• **EXERCISE AIM**: Scan the entries below and give the number of lines containing "What", with no accompanying words.

• **MATERIAL FOR THIS EXERCISE**:
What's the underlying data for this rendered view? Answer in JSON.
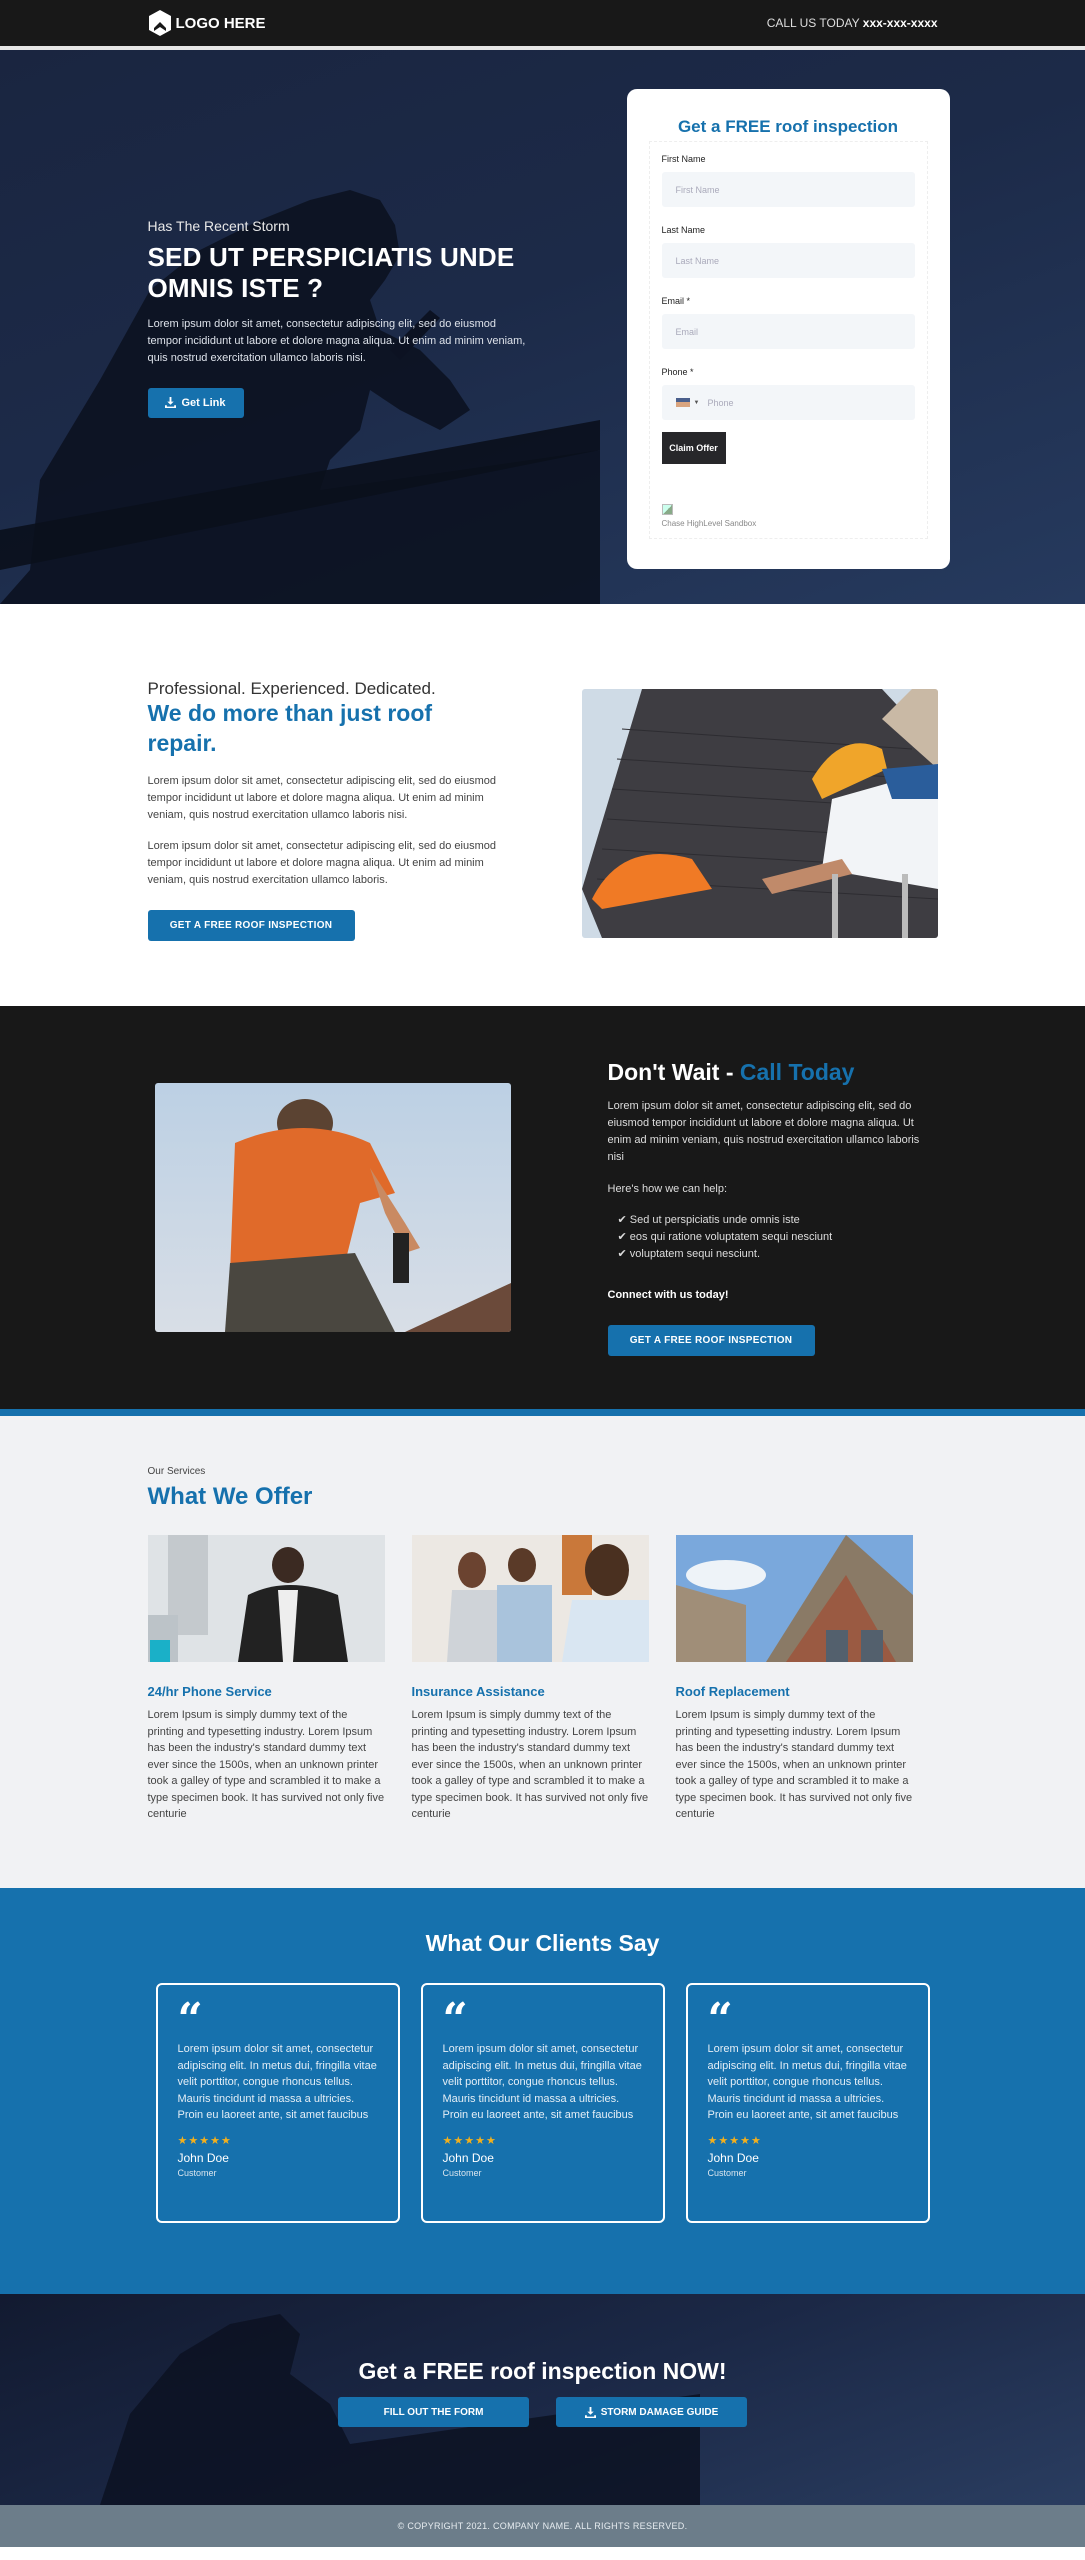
{
  "header": {
    "logo_text": "LOGO HERE",
    "call_label": "CALL US TODAY",
    "phone": "xxx-xxx-xxxx"
  },
  "hero": {
    "kicker": "Has The Recent Storm",
    "title": "SED UT PERSPICIATIS UNDE OMNIS ISTE ?",
    "body": "Lorem ipsum dolor sit amet, consectetur adipiscing elit, sed do eiusmod tempor incididunt ut labore et dolore magna aliqua. Ut enim ad minim veniam, quis nostrud exercitation ullamco laboris nisi.",
    "button": "Get Link"
  },
  "form": {
    "title": "Get a FREE roof inspection",
    "fields": [
      {
        "label": "First Name",
        "placeholder": "First Name",
        "value": ""
      },
      {
        "label": "Last Name",
        "placeholder": "Last Name",
        "value": ""
      },
      {
        "label": "Email *",
        "placeholder": "Email",
        "value": ""
      },
      {
        "label": "Phone *",
        "placeholder": "Phone",
        "value": ""
      }
    ],
    "submit": "Claim Offer",
    "footer_text": "Chase HighLevel Sandbox"
  },
  "about": {
    "kicker": "Professional. Experienced. Dedicated.",
    "title": "We do more than just roof repair.",
    "paragraphs": [
      "Lorem ipsum dolor sit amet, consectetur adipiscing elit, sed do eiusmod tempor incididunt ut labore et dolore magna aliqua. Ut enim ad minim veniam, quis nostrud exercitation ullamco laboris nisi.",
      "Lorem ipsum dolor sit amet, consectetur adipiscing elit, sed do eiusmod tempor incididunt ut labore et dolore magna aliqua. Ut enim ad minim veniam, quis nostrud exercitation ullamco laboris."
    ],
    "button": "GET A FREE ROOF INSPECTION"
  },
  "dont_wait": {
    "title_plain": "Don't Wait - ",
    "title_accent": "Call Today",
    "body": "Lorem ipsum dolor sit amet, consectetur adipiscing elit, sed do eiusmod tempor incididunt ut labore et dolore magna aliqua. Ut enim ad minim veniam, quis nostrud exercitation ullamco laboris nisi",
    "help_label": "Here's how we can help:",
    "checks": [
      "✔ Sed ut perspiciatis unde omnis iste",
      "✔ eos qui ratione voluptatem sequi nesciunt",
      "✔ voluptatem sequi nesciunt."
    ],
    "connect": "Connect with us today!",
    "button": "GET A FREE ROOF INSPECTION"
  },
  "services": {
    "kicker": "Our Services",
    "title": "What We Offer",
    "items": [
      {
        "name": "24/hr Phone Service",
        "body": "Lorem Ipsum is simply dummy text of the printing and typesetting industry. Lorem Ipsum has been the industry's standard dummy text ever since the 1500s, when an unknown printer took a galley of type and scrambled it to make a type specimen book. It has survived not only five centurie"
      },
      {
        "name": "Insurance Assistance",
        "body": "Lorem Ipsum is simply dummy text of the printing and typesetting industry. Lorem Ipsum has been the industry's standard dummy text ever since the 1500s, when an unknown printer took a galley of type and scrambled it to make a type specimen book. It has survived not only five centurie"
      },
      {
        "name": "Roof Replacement",
        "body": "Lorem Ipsum is simply dummy text of the printing and typesetting industry. Lorem Ipsum has been the industry's standard dummy text ever since the 1500s, when an unknown printer took a galley of type and scrambled it to make a type specimen book. It has survived not only five centurie"
      }
    ]
  },
  "testimonials": {
    "title": "What Our Clients Say",
    "items": [
      {
        "quote_mark": "“",
        "body": "Lorem ipsum dolor sit amet, consectetur adipiscing elit. In metus dui, fringilla vitae velit porttitor, congue rhoncus tellus. Mauris tincidunt id massa a ultricies. Proin eu laoreet ante, sit amet faucibus",
        "rating": 5,
        "stars": "★★★★★",
        "name": "John Doe",
        "role": "Customer"
      },
      {
        "quote_mark": "“",
        "body": "Lorem ipsum dolor sit amet, consectetur adipiscing elit. In metus dui, fringilla vitae velit porttitor, congue rhoncus tellus. Mauris tincidunt id massa a ultricies. Proin eu laoreet ante, sit amet faucibus",
        "rating": 5,
        "stars": "★★★★★",
        "name": "John Doe",
        "role": "Customer"
      },
      {
        "quote_mark": "“",
        "body": "Lorem ipsum dolor sit amet, consectetur adipiscing elit. In metus dui, fringilla vitae velit porttitor, congue rhoncus tellus. Mauris tincidunt id massa a ultricies. Proin eu laoreet ante, sit amet faucibus",
        "rating": 5,
        "stars": "★★★★★",
        "name": "John Doe",
        "role": "Customer"
      }
    ]
  },
  "bottom_cta": {
    "title": "Get a FREE roof inspection NOW!",
    "button_form": "FILL OUT THE FORM",
    "button_guide": "STORM DAMAGE GUIDE"
  },
  "footer": {
    "copyright": "© COPYRIGHT 2021. COMPANY NAME. ALL RIGHTS RESERVED."
  },
  "colors": {
    "brand_blue": "#1671ad",
    "dark": "#181818",
    "star": "#f2b01e"
  }
}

• **OUTPUT BELOW**: 3